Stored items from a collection
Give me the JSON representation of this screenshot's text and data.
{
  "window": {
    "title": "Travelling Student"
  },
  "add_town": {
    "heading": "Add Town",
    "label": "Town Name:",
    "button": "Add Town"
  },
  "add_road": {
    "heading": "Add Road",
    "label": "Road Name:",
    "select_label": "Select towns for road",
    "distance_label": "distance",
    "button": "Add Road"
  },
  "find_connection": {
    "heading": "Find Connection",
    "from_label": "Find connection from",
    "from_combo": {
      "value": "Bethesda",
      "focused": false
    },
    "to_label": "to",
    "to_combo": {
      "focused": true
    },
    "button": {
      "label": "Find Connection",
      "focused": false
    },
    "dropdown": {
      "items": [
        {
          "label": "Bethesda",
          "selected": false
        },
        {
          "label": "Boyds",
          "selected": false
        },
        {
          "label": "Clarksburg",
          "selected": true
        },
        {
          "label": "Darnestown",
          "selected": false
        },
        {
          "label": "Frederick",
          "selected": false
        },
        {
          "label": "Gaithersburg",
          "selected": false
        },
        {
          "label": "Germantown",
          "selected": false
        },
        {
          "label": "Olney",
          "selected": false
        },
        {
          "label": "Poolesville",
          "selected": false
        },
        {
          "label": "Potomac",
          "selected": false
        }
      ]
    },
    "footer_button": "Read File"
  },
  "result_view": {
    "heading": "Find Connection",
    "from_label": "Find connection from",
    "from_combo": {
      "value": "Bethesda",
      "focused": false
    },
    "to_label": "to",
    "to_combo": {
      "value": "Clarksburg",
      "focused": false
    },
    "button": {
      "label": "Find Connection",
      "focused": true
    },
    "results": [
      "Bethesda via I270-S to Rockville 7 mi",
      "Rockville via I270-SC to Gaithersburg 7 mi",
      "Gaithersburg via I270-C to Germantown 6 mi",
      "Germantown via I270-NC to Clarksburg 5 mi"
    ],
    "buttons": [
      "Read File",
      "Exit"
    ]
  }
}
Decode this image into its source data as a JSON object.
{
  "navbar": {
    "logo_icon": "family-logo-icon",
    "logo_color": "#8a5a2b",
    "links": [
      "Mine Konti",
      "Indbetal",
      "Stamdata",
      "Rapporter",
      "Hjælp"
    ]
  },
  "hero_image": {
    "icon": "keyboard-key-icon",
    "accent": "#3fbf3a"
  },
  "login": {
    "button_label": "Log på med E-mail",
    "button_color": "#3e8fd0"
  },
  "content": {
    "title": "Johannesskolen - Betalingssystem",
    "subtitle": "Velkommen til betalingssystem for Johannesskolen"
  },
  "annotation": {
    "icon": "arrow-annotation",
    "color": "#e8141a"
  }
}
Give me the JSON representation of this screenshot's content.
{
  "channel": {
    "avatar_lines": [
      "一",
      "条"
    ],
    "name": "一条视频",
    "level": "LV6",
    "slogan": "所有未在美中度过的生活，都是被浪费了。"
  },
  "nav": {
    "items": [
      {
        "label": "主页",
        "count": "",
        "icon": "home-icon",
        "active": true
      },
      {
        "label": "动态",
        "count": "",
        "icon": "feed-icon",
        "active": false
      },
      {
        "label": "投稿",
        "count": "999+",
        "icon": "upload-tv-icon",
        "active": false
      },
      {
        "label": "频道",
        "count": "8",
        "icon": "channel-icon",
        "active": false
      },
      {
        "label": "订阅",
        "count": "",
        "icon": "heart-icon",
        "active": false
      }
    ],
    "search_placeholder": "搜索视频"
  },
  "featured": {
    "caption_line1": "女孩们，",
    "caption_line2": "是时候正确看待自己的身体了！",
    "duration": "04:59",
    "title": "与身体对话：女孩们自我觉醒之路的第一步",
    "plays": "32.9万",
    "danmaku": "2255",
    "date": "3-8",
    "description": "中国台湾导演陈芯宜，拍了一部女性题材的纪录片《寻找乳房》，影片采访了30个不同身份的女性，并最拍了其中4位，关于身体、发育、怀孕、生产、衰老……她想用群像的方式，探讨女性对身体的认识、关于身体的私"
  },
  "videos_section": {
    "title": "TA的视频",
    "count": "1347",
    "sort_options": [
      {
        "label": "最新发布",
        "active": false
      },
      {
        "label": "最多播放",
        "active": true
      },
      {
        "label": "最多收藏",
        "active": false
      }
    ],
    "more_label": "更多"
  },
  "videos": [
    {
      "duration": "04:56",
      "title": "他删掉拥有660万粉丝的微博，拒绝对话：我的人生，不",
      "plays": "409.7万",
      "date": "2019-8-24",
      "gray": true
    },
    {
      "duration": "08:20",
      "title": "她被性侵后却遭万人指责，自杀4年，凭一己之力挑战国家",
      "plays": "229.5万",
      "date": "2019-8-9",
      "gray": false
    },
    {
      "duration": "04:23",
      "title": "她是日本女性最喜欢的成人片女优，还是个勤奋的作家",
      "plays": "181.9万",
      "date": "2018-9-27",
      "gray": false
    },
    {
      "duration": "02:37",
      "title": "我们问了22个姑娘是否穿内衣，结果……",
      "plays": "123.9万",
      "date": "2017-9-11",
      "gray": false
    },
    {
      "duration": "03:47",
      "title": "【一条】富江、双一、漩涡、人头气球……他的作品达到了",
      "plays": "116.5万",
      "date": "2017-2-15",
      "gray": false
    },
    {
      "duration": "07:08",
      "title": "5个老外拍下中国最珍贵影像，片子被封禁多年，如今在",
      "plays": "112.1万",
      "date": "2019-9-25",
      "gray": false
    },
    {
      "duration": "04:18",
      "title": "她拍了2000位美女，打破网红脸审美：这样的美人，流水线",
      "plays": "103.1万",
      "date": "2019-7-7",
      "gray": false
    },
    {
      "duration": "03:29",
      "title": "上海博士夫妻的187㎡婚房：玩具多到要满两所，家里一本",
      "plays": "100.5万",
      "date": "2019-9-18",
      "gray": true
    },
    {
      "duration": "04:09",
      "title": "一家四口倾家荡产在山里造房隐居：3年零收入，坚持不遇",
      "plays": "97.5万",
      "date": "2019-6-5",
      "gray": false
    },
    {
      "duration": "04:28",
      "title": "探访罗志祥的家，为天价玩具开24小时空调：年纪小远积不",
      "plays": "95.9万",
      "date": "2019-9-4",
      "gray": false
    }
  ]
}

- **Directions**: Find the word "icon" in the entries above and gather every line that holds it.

- **Exercise answer**:
    "logo_icon": "family-logo-icon",
    "icon": "keyboard-key-icon",
    "icon": "arrow-annotation",
        "icon": "home-icon",
        "icon": "feed-icon",
        "icon": "upload-tv-icon",
        "icon": "channel-icon",
        "icon": "heart-icon",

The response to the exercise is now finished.